Sept. 23, 2015, 1:48 p.m.

By Michael Donkor

Ghana has been commended for making tremendous progress towards achieving its Millennium Development Goals (MDGs). The targets of halving extreme poverty and providing potable water for people without access to safe drinking water were attained well ahead of 2015.

The target of gender parity in primary school was also achieved ahead of time, though not in all the regions of the country. This came to light at the launch of the 2015 MDGs Report in Accra on tuesday.

A lecturer at the University of Ghana, Dr William Baah-Boateng, and the United Nations Resident Coordinator in Ghana, Ms Christine Evans-Klock, who made the commendation, however, urged the government to change its strategy during the post-2015 era to fast-track progress on health-related goals.


The MDG Report for 2015 highlights the successes to be celebrated in Ghana but also points out the unfinished business.

MDGs Report

Reviewing the report, Dr Baah-Boateng said although the target was not met for universal primary education, there was substantial progress, as was the case for halting and reversing HIV prevalence, access to Information and Communication Technology (ICT) and considerably reducing hunger.

He said although Ghana made impressive progress, progress in some areas had been slow in terms of achieving full and productive employment.

He said some of the areas where the country made slow progress were equal share of women in wage employment in non-agricultural sectors, women’s involvement in governance, child and maternal health, as well as reversing the loss of environmental resources and improving sanitation.

He said efforts to ensure debt sustainability continued, in spite of recent economic challenges. Dr Baah-Boateng said Ghana’s transition to a lower middle-income country, coupled with poverty reduction and social protection interventions, largely explained the progress made so far.


He said the challenge, however, was how to sustain the progress made and advance towards the targets not likely to be met.

He said additionally, the relatively high incidence of extreme poverty and deeper depth of poverty in the three northern regions required particular policy attention.

Similarly, Dr Baah-Boateng said the high incidence of vulnerable employment and the considerable proportion of working people living in poor households needed to engage the attention of policy makers, so that economic growth could generate much more decent employment.

Domestic revenue

Launching the report, Ms Evans-Klock noted that with the achievement of a lower middle-income status, there was the need for Ghana to improve domestic revenue mobilisation to be able to finance its policies and programmes.

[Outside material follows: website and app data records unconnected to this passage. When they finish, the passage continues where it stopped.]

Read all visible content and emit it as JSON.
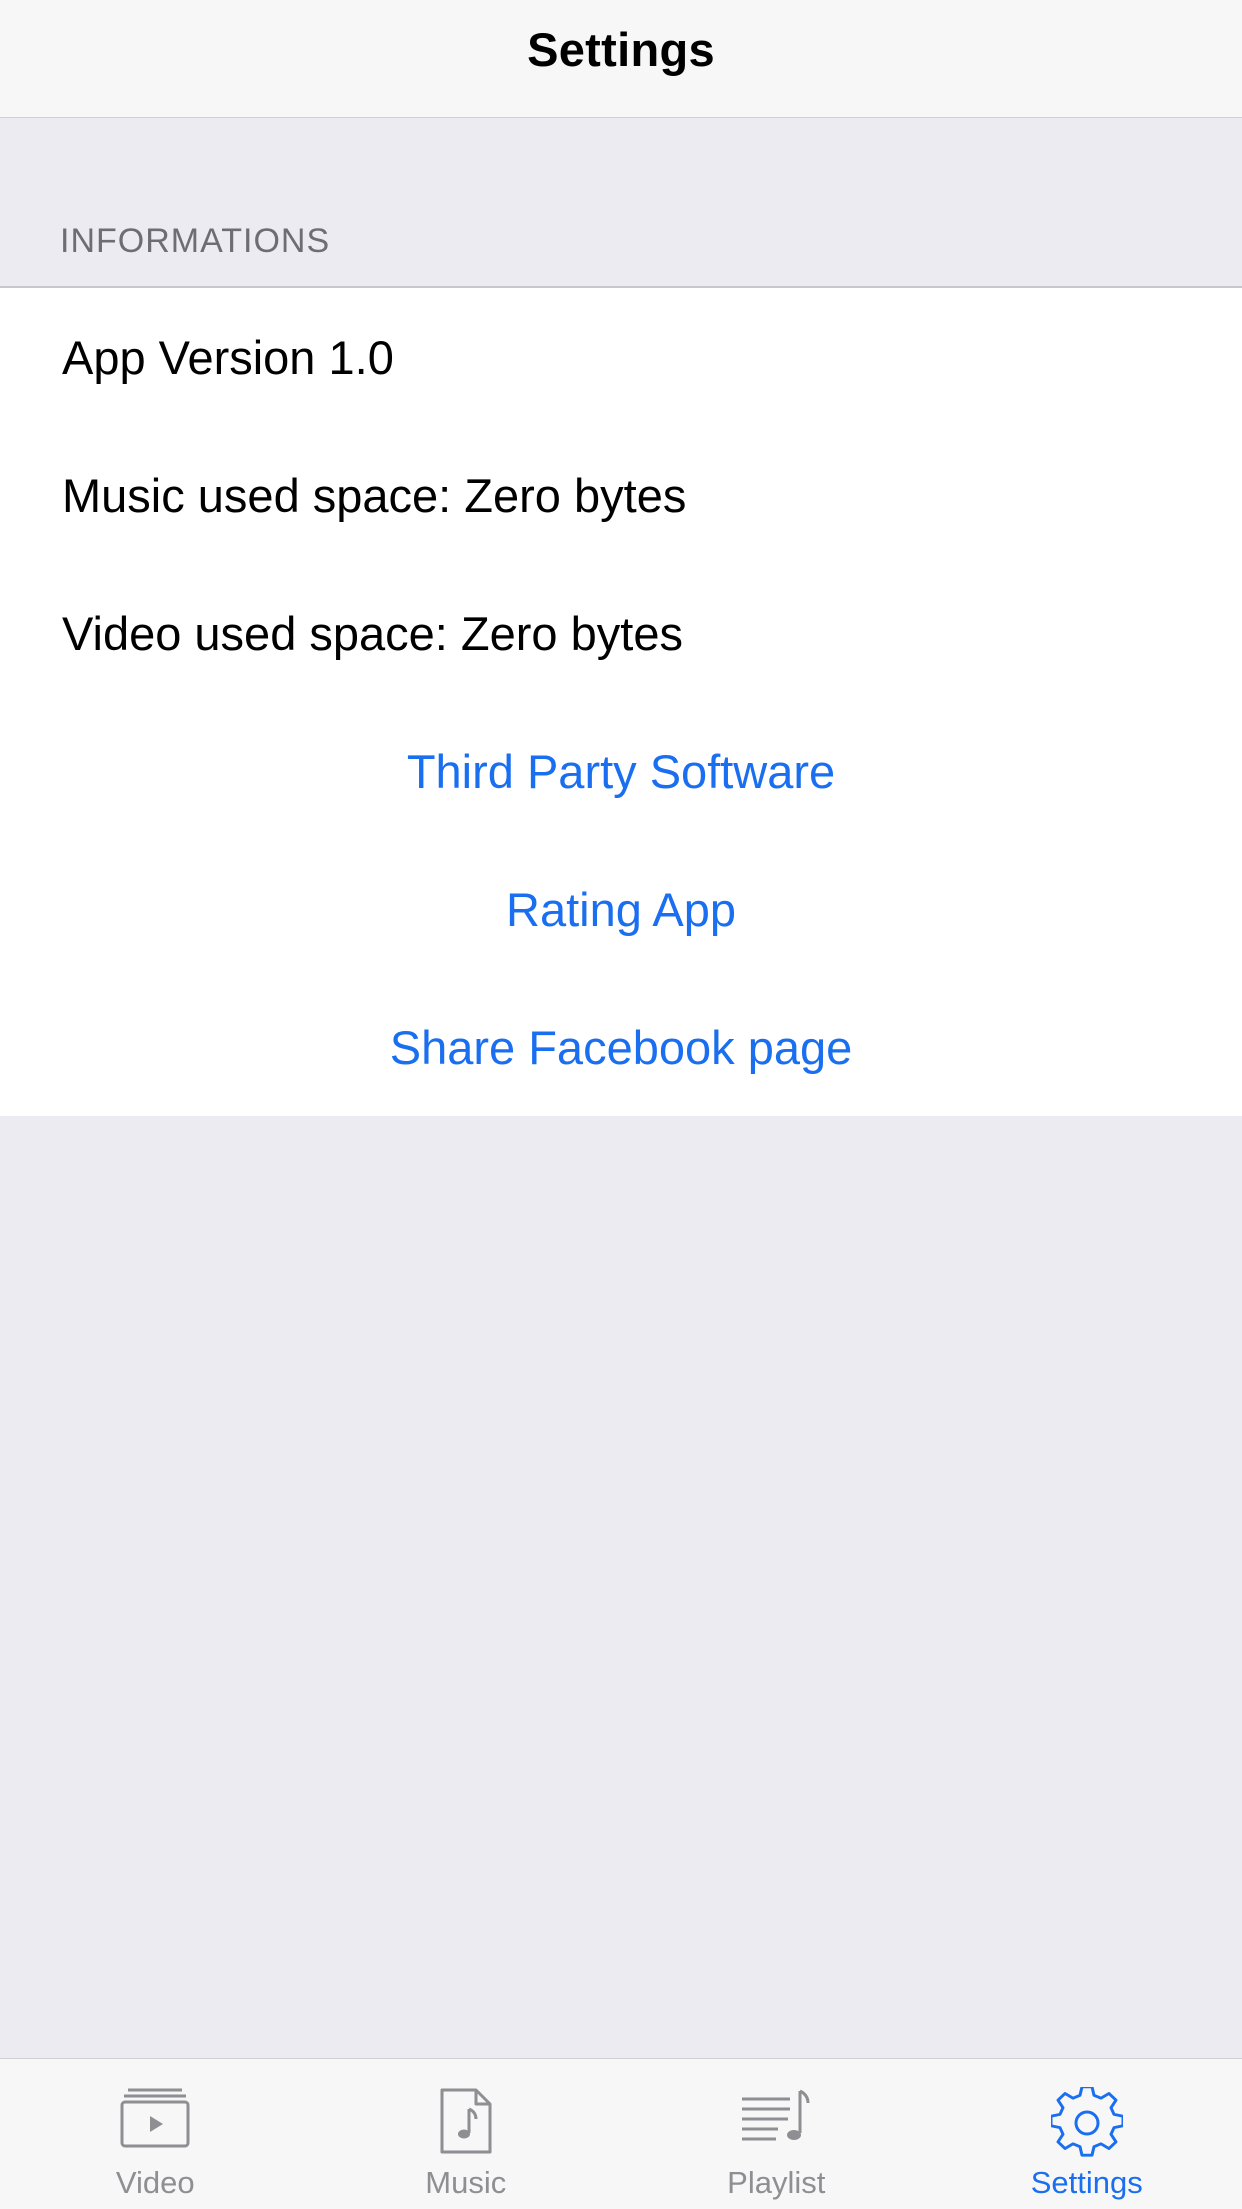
{
  "header": {
    "title": "Settings"
  },
  "section": {
    "title": "INFORMATIONS",
    "info_rows": [
      "App Version 1.0",
      "Music used space: Zero bytes",
      "Video used space: Zero bytes"
    ],
    "link_rows": [
      "Third Party Software",
      "Rating App",
      "Share Facebook page"
    ]
  },
  "tabbar": {
    "tabs": [
      {
        "label": "Video",
        "icon": "video-icon",
        "active": false
      },
      {
        "label": "Music",
        "icon": "music-note-icon",
        "active": false
      },
      {
        "label": "Playlist",
        "icon": "playlist-icon",
        "active": false
      },
      {
        "label": "Settings",
        "icon": "gear-icon",
        "active": true
      }
    ]
  },
  "colors": {
    "accent": "#1a6ff0",
    "inactive": "#8e8e93",
    "background": "#ebebf1"
  }
}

She said the government’s efforts to increase domestic financial resources could be supported by co-ordinated efforts with new development actors such as philanthropic foundations, prudent public-private partnerships and securing carbon financing options.